- Thiamin (B-1). It guarantees the normal growth of the organism, regular function of heart, muscles and nerves. The vitamin B-1 deficiency leads to the loss of appetite, indigestion, gastric distress, heart failure, fatigue and even paralysis. One can find thiamin in meat, nuts, peas, whole grains, yeast, pork, milk and chocolate.
- Riboflavin (B-2). It facilitates in normal growth and vigor of the organism. It also plays a crucial role in energy metabolism. The deficiency of riboflavin causes glossitis, eye irritation, skin eruption, wound aggravation and fractures at corners of the mouth. The food which is rich in riboflavin is milk, cereals and liver.
- Niacin (B-3). It leads to a normal growth of the organism, healthy skin, stomach, intestines and nervous system. The shortage of niacin results into lack of energy, weakness, dermatitis, and loss of appetite. The usual sources of niacin are peanuts, grains, avocado, eggs, potatoes, and poultry.
- Pyridoxine (B-6). An appropriate intake of B-6 vitamin gives rise to brain activity, amino acid metabolism, haem formation and protein synthesis. The deficit of pyridoxine causes anemia, convulsions, neuritis and high irritability. A great deal of pyridoxine is contained in whole grains, bananas, avocados, meat and nuts.
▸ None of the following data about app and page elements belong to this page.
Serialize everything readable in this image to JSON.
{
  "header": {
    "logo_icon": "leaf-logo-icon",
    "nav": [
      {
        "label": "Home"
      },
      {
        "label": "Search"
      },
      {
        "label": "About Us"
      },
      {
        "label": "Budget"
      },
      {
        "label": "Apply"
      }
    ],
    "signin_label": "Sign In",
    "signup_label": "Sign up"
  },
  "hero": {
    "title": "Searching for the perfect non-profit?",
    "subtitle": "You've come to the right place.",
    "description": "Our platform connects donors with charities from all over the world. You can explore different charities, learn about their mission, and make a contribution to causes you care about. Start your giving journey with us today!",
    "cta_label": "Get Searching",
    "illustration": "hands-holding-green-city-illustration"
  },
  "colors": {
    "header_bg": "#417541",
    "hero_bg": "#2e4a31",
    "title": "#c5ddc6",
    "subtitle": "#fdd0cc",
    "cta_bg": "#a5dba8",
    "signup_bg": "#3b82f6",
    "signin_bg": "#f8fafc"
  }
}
- Pantothenic acid. It is notable for fat, haem and cholesterol formation and also for amino acid activation. The cases of pantothenic acid deficiency are very rare and not thoroughly scrutinized. Though some insufficiency is obvious, such as numbness, muscle cramps and paresthesia. The elements of pantothenic acid can be seen in mushrooms, avocados, broccoli, poultry, eggs and sweet potatoes (Anderson J. and Young L.,2012).
- Folic acid. Generally, it is responsible for red blood cells growth and development. The absence of folic acid may lead to some types of anemia, diarrhea, glossitis, depression and some brain defects, especially during pregnancy. One can find folic acid in liver, eggs, asparagus, beets, broccoli, and oranges.
- Cobalamin (B-12). The usual functions of vitamin B-12 are formation of the normal red blood cells and nerve growth. The shortage of B-12 leads to different types of anemia, fatigue, problems with memory and depression. The sources of vitamin B-12 are found in liver, cheese, eggs, milk, and shellfish (Anderson J. and Young L., 2012).
All in all, vitamins are vital for the growth and development of the human organism. One of the best ways of getting an appropriate amount of vitamins is to follow a well-balanced diet with a big variety of food. The importance of daily vitamins intake is very high since they improve such body functions as cell growth, hormone synthesis, blood cell production, energy metabolism, nervous, immune and reproductive systems. However, one should keep in mind that high doses of some of these vitamins can be poisonous. The most important here is to get am appropriate amount of vitamins through healthy food.